● **DATA TO PROCESS**
◇ ◇ ◇ ◇ ◇ ◇ ◇
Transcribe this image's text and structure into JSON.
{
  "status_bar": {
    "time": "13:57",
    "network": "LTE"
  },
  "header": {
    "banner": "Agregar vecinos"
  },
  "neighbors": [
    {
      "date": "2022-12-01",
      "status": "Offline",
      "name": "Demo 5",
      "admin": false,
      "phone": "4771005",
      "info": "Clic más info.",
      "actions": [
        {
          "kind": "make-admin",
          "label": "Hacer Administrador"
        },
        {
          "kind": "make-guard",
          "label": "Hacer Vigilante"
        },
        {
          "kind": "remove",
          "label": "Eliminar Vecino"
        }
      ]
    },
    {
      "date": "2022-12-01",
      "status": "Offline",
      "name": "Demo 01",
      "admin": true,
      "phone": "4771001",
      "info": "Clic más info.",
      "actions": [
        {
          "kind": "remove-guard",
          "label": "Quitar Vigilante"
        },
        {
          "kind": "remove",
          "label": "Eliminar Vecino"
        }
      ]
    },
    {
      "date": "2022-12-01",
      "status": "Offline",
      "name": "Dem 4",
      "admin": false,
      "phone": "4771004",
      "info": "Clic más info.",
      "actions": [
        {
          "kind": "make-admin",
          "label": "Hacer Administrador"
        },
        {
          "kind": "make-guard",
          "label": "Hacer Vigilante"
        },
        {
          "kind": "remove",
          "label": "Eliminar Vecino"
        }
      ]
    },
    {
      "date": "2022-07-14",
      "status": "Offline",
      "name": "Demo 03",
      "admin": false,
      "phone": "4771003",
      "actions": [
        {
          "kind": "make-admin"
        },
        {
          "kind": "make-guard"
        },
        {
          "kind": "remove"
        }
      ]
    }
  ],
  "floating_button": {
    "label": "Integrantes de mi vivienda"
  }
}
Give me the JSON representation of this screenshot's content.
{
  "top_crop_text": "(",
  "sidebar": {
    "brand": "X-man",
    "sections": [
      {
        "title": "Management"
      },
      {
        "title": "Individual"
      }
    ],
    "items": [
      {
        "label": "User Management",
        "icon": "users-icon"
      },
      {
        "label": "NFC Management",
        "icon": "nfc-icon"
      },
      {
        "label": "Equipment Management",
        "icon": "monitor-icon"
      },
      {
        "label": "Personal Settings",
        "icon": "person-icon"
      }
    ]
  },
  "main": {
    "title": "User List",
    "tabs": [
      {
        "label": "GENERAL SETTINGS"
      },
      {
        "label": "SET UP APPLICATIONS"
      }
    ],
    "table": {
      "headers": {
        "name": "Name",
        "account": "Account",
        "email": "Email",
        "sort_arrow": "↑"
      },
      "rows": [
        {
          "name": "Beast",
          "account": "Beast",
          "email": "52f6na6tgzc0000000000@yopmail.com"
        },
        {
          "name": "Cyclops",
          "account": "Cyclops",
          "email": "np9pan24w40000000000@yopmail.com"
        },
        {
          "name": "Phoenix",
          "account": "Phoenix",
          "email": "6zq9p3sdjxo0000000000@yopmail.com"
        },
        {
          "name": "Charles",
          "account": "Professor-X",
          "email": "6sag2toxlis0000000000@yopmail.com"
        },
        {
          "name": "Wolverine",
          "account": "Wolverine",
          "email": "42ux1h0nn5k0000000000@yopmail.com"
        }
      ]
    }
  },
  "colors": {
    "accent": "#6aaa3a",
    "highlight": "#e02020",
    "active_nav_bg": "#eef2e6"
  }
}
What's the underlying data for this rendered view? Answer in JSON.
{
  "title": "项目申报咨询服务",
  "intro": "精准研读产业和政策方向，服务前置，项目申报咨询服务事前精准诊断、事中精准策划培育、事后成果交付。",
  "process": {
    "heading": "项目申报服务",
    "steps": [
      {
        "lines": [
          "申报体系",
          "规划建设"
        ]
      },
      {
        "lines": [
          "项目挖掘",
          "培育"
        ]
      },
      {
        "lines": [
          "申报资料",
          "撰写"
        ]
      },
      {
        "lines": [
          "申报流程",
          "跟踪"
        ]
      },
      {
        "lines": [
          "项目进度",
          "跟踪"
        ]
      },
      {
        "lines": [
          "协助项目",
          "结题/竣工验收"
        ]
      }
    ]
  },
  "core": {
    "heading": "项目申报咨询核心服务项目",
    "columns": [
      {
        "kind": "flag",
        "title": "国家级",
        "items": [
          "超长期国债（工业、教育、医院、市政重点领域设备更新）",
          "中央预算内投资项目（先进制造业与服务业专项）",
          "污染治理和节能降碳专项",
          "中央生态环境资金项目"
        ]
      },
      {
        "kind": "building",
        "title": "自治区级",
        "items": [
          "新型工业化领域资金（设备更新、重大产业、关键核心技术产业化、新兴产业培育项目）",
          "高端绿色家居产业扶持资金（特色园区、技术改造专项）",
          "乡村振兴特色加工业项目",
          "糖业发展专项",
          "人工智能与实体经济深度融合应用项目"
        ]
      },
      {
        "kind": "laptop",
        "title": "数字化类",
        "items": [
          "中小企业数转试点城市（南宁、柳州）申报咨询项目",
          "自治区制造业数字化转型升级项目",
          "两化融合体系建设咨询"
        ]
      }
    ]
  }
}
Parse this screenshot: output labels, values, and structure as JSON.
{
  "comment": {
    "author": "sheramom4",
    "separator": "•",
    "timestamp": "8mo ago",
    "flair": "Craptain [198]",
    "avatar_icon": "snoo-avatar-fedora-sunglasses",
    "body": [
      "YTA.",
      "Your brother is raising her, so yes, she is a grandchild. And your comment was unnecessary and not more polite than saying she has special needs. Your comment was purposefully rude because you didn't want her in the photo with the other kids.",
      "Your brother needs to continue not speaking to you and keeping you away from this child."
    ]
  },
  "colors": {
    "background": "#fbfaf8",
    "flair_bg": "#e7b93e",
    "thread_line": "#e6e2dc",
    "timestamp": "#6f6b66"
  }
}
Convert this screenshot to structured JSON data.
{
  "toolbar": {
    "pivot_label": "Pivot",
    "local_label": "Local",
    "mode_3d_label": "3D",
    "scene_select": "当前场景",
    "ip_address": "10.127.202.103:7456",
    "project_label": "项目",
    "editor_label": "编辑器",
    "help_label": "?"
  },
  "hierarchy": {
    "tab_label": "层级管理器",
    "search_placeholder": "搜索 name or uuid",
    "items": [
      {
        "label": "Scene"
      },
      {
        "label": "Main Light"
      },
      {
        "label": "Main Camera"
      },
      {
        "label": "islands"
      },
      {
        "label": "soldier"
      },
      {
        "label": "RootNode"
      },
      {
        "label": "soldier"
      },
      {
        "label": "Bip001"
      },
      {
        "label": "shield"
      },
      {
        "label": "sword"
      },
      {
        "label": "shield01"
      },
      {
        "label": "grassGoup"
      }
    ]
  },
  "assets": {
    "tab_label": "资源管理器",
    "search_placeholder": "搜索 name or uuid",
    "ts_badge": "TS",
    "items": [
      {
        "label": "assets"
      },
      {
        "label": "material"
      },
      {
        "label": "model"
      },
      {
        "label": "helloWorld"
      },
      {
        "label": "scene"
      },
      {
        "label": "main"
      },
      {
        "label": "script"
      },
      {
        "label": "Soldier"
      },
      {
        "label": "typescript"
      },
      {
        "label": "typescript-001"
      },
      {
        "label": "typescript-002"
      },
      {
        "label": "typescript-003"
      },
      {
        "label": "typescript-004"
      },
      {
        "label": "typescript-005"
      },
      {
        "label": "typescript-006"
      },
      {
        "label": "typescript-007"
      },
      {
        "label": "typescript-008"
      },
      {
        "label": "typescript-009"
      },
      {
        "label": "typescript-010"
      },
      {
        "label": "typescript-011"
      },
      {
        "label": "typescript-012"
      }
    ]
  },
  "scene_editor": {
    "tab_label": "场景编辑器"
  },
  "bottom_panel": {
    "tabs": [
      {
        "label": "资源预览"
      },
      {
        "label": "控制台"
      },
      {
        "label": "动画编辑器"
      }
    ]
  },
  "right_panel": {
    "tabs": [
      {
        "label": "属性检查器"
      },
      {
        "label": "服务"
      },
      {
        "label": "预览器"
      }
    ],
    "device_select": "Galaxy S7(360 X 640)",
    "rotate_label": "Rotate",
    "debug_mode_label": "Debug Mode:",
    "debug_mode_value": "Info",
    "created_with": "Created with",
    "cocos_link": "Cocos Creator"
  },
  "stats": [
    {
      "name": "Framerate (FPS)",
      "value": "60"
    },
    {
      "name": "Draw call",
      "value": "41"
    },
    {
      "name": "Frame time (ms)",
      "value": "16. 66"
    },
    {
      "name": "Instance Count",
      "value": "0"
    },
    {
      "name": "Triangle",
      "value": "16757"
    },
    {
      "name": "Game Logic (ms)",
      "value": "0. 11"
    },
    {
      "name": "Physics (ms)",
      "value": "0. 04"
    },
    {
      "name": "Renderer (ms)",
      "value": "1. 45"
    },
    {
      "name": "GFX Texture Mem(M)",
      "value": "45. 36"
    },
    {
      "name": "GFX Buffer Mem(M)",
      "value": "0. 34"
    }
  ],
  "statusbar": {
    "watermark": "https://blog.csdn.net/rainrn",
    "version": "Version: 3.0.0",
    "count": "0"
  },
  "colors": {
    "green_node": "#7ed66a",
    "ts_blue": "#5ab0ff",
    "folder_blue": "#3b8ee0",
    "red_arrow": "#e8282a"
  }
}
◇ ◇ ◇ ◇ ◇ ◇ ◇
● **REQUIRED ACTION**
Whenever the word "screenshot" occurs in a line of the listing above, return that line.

● **YOUR SOLUTION**
Give me the JSON representation of this screenshot's content.
Parse this screenshot: output labels, values, and structure as JSON.
Convert this screenshot to structured JSON data.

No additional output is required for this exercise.